Instructions to follow:
Lines with the word "days" are the ones wanted. Copy each of them from the entries below.

╭─ Excerpted records

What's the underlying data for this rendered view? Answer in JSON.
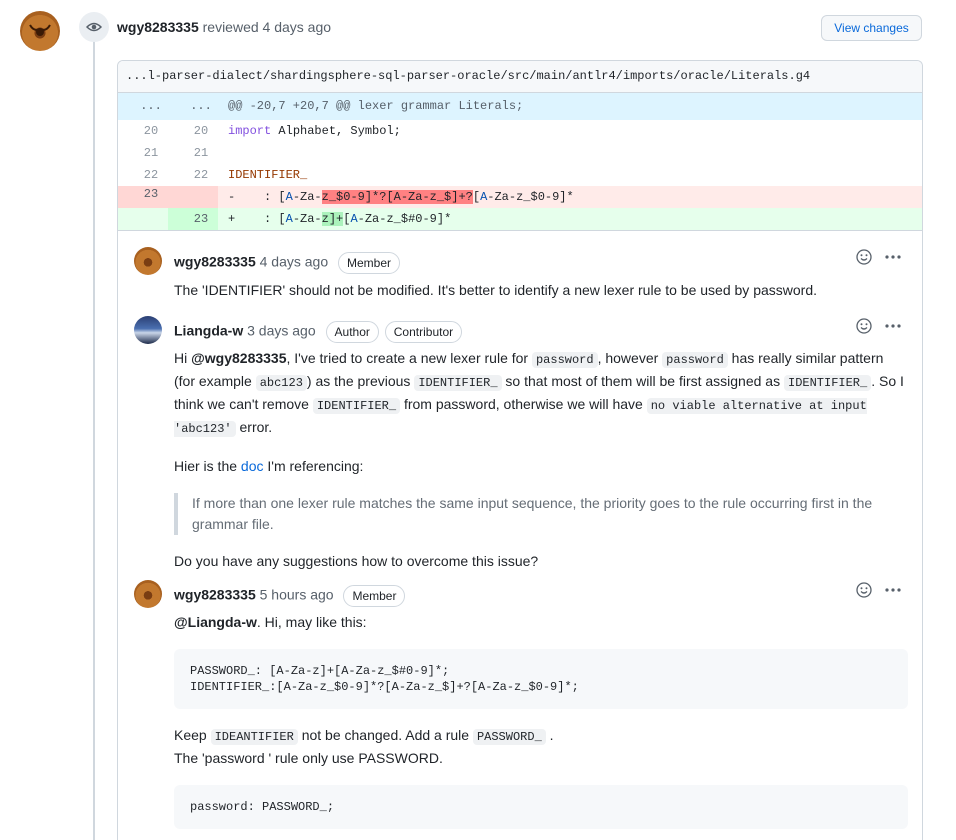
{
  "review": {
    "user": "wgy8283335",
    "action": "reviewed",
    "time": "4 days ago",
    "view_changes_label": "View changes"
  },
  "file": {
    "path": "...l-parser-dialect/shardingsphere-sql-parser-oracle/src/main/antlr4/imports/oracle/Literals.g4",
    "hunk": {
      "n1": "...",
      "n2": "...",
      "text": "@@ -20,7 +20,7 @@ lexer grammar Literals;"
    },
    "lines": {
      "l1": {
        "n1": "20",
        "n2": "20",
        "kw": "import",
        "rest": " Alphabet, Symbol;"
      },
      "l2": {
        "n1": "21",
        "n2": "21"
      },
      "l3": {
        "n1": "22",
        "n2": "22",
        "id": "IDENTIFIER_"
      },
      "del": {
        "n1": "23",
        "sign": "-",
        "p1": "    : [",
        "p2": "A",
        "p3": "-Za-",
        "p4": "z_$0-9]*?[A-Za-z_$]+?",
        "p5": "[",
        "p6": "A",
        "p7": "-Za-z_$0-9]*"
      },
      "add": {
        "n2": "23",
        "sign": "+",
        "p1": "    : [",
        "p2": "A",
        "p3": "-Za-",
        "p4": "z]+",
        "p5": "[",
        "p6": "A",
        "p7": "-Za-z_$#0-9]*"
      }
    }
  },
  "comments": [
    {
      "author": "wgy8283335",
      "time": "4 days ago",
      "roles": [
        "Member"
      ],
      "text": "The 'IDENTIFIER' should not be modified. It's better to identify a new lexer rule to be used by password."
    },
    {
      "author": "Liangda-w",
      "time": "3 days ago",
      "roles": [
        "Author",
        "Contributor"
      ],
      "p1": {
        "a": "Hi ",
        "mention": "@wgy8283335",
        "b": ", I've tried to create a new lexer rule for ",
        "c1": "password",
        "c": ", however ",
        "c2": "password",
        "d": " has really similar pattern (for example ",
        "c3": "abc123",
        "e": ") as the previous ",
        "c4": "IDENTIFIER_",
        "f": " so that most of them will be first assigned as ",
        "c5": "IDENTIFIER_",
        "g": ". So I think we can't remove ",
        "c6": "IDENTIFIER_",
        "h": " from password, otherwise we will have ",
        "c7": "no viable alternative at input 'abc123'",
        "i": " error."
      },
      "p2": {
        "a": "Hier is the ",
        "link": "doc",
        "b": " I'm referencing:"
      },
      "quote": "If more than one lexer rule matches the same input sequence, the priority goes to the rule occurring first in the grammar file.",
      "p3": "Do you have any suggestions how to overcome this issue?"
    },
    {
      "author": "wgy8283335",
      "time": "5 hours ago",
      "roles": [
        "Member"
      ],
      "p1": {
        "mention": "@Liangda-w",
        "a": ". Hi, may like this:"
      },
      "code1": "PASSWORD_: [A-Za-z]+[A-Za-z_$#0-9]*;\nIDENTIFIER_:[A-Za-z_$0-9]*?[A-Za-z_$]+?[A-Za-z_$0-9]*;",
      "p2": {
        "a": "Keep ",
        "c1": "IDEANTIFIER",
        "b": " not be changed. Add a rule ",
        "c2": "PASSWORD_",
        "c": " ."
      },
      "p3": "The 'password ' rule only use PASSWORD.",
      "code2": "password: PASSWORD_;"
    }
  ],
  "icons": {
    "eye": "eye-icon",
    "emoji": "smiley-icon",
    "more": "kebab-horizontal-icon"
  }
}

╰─

Response to this task:
    "time": "4 days ago",
      "time": "4 days ago",
      "time": "3 days ago",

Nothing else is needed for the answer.